A hanging man is a bearish reversal candlestick pattern. When a hanging man candle happens inside an uptrend of higher highs and higher lows it can signal the high probability of a reversal or sideways action following. Some people use the hanging man as a signal in itself but the probabilities of success are better if it happens at the same time as other technical indicators like previous price resistance or an overbought reading on the chart.
A harami two-candle pattern signals prices could begin to stop trending in the previous direction, which could lead to a trading range first before a big reversal in the opposite direction. A harami pattern has a higher probability of success if a chart is also overbought or oversold when the pattern occurs.
Chart Courtesy of StockCharts.com
A shooting star candle usually happens during a strong uptrend when a market opens and then goes strongly higher intra-day but reverses and closes lower than the intraday highs near the opening price or below. The larger the upper wick is relation to the candle body the more bearish it is as it has created new overhead resistance and shows a rejection by buyers at these higher prices. A shooting star is a one of the most bearish candlestick patterns and could signal the end of an uptrend and a high probability of a downtrend beginning.

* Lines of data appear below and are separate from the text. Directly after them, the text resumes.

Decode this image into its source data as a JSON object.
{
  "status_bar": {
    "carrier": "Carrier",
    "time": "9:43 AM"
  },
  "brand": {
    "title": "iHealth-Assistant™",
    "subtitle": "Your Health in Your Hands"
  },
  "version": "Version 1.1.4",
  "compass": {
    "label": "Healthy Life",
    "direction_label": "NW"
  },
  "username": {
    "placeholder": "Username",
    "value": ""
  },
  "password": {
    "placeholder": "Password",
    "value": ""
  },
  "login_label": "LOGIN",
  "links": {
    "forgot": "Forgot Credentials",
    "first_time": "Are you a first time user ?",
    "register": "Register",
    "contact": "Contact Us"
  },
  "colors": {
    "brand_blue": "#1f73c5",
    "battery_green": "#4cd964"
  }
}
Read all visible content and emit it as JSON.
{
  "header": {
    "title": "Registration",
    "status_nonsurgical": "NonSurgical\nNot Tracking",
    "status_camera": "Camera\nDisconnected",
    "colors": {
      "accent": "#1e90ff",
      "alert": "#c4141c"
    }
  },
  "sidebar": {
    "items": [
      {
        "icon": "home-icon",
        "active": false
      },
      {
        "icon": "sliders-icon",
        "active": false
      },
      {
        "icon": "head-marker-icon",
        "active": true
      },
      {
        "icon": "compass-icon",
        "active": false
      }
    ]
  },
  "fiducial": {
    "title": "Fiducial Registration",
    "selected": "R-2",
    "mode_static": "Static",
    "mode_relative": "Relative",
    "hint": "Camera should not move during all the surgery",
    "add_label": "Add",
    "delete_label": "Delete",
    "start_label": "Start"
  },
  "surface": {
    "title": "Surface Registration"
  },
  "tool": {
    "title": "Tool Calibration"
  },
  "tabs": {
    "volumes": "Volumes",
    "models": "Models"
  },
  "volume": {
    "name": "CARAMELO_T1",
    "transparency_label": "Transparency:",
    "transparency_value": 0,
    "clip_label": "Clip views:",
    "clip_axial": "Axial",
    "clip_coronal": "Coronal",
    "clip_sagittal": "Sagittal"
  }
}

These are the key candlestick patterns to keep in mind when looking to identify when a trend is bending or ending on a chart.